NEW YORK ( TheStreet) -- The Wall Street Journal recently published an article that explored the possibility of constructing an investment portfolio using only three funds: one broad-based domestic equity fund; one broad-based foreign-equity fund; and one broad-based domestic fixed-income fund. Once the funds have been purchased, the only work to do is to rebalance as needed.
A portfolio of just three funds sounds very easy to manage but not as easy as a portfolio of just one fund, and there are ETFs that own all the asset classes.
These can be a solution for investors who no longer want to make decisions about asset allocation but realize they need a positive return on their assets to keep up with or be slightly ahead of inflation.
This is where so-called asset allocation funds can play a role. These funds own both equities and fixed income. There are several of them in the market, including the
SPDR SSgA Global Allocation Fund
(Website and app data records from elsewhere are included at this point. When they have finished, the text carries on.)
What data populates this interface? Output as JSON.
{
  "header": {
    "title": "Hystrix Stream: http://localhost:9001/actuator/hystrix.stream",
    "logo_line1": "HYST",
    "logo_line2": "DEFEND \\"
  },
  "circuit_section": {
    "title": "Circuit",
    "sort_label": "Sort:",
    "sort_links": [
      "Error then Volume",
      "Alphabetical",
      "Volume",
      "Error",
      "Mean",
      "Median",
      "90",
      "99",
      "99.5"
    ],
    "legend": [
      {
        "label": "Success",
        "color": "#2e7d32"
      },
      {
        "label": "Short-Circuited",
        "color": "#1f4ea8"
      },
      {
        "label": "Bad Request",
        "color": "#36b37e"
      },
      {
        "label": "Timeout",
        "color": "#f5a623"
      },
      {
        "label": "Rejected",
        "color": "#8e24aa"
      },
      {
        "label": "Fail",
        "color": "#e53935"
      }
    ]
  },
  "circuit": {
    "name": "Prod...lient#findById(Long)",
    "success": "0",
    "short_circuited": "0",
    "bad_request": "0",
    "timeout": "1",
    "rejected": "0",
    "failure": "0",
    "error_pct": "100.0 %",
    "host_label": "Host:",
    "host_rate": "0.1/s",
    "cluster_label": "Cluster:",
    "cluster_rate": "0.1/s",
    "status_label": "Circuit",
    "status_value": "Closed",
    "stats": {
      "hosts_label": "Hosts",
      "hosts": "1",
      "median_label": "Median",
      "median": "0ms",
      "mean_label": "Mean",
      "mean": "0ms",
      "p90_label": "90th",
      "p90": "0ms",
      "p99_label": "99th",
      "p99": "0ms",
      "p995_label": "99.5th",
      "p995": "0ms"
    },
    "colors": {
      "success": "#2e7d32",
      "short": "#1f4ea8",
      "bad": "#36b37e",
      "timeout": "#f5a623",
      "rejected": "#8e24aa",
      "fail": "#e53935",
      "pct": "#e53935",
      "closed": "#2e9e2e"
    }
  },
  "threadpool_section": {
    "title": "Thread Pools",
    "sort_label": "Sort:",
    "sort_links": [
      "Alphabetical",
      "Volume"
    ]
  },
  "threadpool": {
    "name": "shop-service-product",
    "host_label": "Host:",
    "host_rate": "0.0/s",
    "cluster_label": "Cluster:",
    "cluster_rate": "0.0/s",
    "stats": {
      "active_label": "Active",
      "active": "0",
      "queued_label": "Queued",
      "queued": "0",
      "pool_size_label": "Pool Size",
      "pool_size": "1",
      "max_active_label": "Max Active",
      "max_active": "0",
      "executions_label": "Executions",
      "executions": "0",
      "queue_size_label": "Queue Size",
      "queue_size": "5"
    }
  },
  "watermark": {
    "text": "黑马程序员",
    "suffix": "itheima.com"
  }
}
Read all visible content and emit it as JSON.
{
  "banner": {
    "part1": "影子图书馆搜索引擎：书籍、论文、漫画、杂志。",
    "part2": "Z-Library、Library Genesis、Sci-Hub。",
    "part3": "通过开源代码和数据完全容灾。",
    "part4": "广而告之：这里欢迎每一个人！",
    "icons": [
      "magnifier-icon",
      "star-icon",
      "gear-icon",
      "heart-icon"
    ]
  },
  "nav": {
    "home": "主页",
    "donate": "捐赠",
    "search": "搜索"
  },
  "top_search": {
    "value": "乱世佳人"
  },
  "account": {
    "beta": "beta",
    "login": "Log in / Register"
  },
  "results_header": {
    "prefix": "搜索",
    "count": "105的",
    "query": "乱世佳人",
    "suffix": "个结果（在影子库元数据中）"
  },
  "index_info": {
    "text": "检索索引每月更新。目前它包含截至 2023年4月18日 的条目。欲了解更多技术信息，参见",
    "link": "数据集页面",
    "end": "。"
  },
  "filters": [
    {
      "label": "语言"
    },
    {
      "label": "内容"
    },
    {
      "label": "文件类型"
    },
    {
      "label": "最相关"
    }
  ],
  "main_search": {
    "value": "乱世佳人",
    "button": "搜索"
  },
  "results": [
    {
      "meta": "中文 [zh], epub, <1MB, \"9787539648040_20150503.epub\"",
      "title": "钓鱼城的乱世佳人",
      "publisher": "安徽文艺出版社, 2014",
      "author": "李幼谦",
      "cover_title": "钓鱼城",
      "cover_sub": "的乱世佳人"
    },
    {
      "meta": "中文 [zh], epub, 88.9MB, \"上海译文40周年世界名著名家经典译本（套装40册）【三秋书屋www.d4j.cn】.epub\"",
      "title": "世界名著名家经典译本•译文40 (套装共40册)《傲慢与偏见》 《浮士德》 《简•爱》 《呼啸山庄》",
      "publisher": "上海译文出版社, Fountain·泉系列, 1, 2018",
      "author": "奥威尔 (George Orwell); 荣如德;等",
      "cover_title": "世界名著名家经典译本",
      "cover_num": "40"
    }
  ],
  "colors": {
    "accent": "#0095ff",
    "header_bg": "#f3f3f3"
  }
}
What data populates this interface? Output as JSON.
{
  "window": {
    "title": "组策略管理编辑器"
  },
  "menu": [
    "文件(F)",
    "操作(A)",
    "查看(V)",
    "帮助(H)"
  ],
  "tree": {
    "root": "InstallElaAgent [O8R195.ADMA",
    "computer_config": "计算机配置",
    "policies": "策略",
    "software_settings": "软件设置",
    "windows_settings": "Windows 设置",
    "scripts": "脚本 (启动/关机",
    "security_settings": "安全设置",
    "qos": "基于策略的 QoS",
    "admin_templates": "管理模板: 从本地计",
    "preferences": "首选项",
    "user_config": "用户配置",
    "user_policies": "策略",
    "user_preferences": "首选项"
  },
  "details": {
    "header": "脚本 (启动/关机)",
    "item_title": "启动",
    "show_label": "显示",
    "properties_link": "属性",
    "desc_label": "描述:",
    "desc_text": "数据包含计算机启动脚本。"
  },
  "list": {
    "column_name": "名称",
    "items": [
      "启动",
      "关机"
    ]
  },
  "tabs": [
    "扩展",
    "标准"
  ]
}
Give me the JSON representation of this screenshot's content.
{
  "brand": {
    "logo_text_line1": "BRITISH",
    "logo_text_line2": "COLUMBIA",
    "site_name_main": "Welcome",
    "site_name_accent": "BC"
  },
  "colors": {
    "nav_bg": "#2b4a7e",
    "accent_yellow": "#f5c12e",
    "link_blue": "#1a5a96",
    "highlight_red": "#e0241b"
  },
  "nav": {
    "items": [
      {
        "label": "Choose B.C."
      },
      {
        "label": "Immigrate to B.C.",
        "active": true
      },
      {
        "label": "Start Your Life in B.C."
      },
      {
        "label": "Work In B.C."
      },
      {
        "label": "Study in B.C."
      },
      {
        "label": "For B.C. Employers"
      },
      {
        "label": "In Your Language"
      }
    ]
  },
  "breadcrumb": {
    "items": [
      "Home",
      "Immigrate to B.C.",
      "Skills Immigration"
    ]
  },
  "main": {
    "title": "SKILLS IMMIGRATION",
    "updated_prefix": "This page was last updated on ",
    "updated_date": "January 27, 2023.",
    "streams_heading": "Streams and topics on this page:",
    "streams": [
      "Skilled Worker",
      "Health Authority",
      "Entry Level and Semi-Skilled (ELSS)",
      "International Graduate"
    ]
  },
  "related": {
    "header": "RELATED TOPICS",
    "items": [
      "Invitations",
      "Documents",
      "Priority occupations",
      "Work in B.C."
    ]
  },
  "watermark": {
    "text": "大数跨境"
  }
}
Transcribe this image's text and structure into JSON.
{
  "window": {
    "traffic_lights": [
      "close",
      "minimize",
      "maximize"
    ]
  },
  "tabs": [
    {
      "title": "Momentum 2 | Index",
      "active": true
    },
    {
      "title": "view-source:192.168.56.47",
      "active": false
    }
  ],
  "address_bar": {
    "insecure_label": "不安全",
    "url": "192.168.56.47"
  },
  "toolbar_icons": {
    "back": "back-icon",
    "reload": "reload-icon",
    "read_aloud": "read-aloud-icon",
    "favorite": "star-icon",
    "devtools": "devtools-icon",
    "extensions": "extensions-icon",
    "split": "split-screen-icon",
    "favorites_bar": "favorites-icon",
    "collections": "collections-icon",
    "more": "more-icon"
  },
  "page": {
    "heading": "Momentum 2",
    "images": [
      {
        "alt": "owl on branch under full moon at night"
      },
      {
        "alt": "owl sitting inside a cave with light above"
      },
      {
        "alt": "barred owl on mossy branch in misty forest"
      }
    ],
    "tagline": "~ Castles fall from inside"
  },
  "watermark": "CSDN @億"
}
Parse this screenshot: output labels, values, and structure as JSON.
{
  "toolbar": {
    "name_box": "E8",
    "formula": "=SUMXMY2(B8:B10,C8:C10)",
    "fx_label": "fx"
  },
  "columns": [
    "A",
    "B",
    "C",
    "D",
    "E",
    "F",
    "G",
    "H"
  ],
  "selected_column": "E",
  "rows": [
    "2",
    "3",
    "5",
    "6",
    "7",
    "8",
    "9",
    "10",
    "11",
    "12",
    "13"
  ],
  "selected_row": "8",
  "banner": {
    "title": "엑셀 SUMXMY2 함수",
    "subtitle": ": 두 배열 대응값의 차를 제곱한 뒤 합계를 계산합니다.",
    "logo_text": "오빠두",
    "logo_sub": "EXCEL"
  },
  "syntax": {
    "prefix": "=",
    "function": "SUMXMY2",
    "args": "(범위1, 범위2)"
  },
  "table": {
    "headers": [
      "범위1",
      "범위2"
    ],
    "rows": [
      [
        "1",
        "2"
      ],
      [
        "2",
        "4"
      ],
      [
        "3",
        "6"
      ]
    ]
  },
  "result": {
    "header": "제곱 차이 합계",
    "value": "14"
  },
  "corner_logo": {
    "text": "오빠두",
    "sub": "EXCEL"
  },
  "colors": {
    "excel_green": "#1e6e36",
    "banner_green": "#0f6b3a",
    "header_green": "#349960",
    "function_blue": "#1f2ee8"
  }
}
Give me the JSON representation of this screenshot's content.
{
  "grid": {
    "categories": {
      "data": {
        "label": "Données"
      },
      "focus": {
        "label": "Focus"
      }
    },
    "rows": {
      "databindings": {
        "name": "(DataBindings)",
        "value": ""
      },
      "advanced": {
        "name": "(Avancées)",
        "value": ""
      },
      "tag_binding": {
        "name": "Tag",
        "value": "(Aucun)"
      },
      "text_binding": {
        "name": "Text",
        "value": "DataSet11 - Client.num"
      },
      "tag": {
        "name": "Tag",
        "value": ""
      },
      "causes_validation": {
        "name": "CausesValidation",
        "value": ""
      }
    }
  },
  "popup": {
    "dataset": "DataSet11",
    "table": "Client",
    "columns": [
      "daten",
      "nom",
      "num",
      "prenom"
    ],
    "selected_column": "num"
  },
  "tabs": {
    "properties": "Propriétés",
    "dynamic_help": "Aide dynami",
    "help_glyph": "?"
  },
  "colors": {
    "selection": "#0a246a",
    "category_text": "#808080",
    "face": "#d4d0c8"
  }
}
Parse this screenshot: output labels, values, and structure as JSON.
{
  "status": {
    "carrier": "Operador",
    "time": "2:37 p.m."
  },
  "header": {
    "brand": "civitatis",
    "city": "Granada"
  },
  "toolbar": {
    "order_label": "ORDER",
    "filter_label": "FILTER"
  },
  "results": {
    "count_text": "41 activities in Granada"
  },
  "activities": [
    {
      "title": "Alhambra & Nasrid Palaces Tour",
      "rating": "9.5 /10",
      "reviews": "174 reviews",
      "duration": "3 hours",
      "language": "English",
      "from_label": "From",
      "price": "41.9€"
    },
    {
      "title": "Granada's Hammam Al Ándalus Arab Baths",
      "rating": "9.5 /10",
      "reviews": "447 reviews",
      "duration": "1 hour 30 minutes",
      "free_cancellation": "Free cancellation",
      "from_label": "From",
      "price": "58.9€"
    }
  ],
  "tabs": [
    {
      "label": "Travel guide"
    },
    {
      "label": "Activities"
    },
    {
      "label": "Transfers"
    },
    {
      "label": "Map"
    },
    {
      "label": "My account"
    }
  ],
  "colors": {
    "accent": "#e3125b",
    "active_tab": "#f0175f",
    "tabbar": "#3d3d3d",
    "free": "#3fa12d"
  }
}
GAL is a fund of 25 other SPDR funds. On the equity side, it allocates 34% to foreign equity, including emerging markets; 27% to domestic equity; and 4% to REITs. On the fixed-income side, GAL allocates 15% to domestic investment-grade debt, 7% to domestic high-yield, 5% to foreign and domestic TIPS and 3% to foreign fixed-income.
Since its debut in April, 2012 GAL has experienced relatively little volatility on its way to a 7% gain. Not surprisingly, that return falls right in between the 20% gain for the
and the almost 3% decline for the
iShares Core Total US Bond Market ETF
. It is worth noting that during last month's Bernanke induced panic, GAL fell 7% -- more than the declines for the S&P 500 and AGG. This was because of GAL's foreign exposure.
SPDR S&P Word ex-US ETF
, which makes up 19% of GAL, fell more than 10% last month but has since recovered more than half of that drop.
One potential source of ongoing performance drag could be the roughly 9% allocation to Japanese equities via the 21% weighting to Japan in GWL, and GAL's 5% weighting in the
SPDR Russell Nomura Prime Japan Fund
. Japan obviously has many problems including a debt to GDP load greater than 200% and a relatively old population averaging 44 years not mention a stock market that is still down more than 60% from the all-time high set in 1989.